The emphasis on accurate, exact and literal translation of the Latin is meant to ensure doctrinal fidelity. However our liturgical rites are not academic reference books. Liturgy is the prayer of the people of God. For a liturgical translation, a primary criterion is to find the language which springs spontaneously from the heart to the lips, giving a voice to praying people and lifting the spirit to God in worship. The text is to be proclaimed and heard, sung and prayed by real communities.

By definition, a vernacular is the language in use in a particular place. A living language is constantly evolving (inclusive language is just one example of this). While it is useful to have a stable universal language such as Latin as the basis of the Roman Rite and the touchstone of authentic liturgy, the vernacular functions differently. Translation is a delicate art. Each Latin word cannot just pass over into a corresponding vernacular word. A translation cannot preserve the same variety of terms as the Latin, with the same denotation and connotation, and the same literary and rhetorical features. Different languages do not correspond in this way.

We have also had to learn how to pray in the vernacular. Thirty years ago, it was thought that we would have to keep the language simple and direct if it was to be understood in the hearing. We who speak English have learned through our experience of vernacular worship that greater complexity and richness is both possible and desirable. ICEL liturgical translations have developed and changed accordingly.

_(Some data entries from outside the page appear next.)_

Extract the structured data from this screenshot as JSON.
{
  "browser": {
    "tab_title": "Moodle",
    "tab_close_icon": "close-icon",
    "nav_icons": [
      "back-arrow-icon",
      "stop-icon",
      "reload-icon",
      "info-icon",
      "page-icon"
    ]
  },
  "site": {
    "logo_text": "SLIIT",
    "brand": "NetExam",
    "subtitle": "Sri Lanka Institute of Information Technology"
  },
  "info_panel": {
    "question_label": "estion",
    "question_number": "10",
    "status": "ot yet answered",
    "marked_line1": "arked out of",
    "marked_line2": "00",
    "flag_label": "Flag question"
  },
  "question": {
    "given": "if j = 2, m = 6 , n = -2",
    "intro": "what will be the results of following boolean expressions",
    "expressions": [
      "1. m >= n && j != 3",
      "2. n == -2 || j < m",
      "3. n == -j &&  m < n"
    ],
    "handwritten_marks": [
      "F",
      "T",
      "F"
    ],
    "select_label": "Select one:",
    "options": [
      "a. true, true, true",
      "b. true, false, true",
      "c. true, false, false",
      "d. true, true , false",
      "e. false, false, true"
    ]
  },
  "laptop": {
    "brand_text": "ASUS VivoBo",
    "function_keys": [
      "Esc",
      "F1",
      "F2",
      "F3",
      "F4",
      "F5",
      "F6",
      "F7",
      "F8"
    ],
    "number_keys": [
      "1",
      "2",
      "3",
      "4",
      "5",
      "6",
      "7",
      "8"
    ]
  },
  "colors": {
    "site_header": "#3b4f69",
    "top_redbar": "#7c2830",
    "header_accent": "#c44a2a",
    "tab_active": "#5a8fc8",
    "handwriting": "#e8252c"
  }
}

The second issue concerns the responsibility for liturgical translation given to bishops conferences by the Second Vatican Council and the Code of Canon Law. It is hard not to see the events of recent years as a battle for control between the Roman Curia and local bishops conferences. The role of the Holy See in granting its recognitio was described in 1969 as ‘the seal and guarantee of unity and harmony’. The involvement of the Holy See is important because it strengthens and expresses the bond of communion between the bishops of the world. The events of recent years, however, have seen Rome assert its right to determine the structures and procedures for translation into the vernacular, the principles and scope of translation work, and even the very words and expressions to be used in English liturgical books. What is left of the responsibility given to bishops conferences which they have so conscientiously discharged in the decades since the Second Vatican Council?

Fr Tom Elich is director of The Liturgical Commission in Brisbane and coordinator of liturgical studies at St Paul’s Theological College. He was a member of several ICEL committees during the 1990s.